According to high end retailer Eileen Fisher, “The clothing industry is the second-largest polluter in the world, second only to the oil industry.” Over 90 percent of clothing purchased from fast-fashion retailers are made with genetically modified cotton containing pesticides that are damaging to not only our bodies – absorbed into our skin and our bloodstreams – but also the planet, “The True Cost” film explains.
“The [pesticides] get into our water systems and suck oxygen out of the water. When things decompose it depletes our water sources of oxygen and you see these dead zones,” said Kimberly Koverman a climate change professor at Columbia College Chicago. “The Gulf of Mexico is one giant dead zone where we’ve undone hundreds of million years of evolution.”
Along with the chemicals polluting the water because of the lack of organically grown cotton, the ‘for a day’ pieces that fast-fashion retailers sell are meant to be disposed of after only a few wears. Each year, over 11 million pounds of clothing are thrown out causing our landfills to build up dramatically and leaving our planet full of trash, Woosley explains.
As the water and land on earth become toxic, so does the atmosphere. Around 97 percent of clothing consumers purchase are made overseas and have to be shipped to America, said Woosley, the gas used by boats and planes cause a dramatic spike in carbon dioxide emissions. Carbon dioxide is a greenhouse gas that warms up our planet and causes global warming. The effects of global warming are catastrophic, and the earth is already experiencing these irreversible changes, said Koverman. In the arctic, glaciers and sea ice are melting at high rates causing water loss and many species to be close to extinction.
The planet is suffering, and the world’s citizens are the ones who can start positively impacting the planet. Refusing to shop at fast-fashion retailers, buying locally grown and artisan-made goods, and being away of how your garments are made are easy and reflective strides that will make a difference, Koverman informs.
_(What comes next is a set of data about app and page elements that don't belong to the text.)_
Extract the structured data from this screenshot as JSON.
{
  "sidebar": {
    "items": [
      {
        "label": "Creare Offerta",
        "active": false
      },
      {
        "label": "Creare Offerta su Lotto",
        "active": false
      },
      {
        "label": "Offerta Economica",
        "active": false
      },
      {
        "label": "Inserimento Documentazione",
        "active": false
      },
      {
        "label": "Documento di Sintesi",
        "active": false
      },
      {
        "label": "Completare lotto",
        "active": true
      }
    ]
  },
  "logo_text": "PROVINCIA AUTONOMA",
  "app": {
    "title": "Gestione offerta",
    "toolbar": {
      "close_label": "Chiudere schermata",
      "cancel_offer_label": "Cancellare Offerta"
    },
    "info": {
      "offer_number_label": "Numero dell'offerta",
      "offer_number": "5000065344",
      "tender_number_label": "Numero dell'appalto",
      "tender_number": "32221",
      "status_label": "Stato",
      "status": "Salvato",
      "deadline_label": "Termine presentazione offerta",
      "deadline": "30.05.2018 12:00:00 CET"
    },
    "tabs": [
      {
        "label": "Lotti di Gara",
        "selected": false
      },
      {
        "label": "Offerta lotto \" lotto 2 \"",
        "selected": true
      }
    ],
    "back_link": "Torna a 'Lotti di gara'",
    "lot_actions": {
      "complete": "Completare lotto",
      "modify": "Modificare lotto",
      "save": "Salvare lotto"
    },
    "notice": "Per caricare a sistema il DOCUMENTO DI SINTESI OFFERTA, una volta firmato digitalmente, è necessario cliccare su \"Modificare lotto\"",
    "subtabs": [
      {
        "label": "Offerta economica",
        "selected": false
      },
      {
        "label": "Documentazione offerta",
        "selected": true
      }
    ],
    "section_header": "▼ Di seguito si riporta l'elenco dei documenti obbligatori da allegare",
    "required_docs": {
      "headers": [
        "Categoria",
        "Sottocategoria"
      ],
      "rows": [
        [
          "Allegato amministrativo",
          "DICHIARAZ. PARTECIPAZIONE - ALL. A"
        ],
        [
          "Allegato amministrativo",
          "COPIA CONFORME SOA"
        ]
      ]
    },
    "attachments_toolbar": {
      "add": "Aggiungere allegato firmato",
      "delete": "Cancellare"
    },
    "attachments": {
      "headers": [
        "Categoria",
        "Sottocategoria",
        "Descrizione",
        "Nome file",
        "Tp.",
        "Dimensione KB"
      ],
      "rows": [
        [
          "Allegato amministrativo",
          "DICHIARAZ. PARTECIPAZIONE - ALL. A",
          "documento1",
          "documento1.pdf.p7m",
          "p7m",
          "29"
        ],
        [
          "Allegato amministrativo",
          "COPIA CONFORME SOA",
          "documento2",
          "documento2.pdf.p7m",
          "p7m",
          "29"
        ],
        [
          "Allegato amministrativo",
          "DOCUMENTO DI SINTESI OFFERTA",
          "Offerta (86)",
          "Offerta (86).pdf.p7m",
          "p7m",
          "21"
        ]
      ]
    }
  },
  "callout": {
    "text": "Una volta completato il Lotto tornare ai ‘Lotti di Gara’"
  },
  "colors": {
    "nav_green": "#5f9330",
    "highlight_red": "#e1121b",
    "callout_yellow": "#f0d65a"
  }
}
“Being conscious of what you’re doing with your [clothing] and not trying to buy so much can really go a long way if enough of us are doing it,” Koverman said.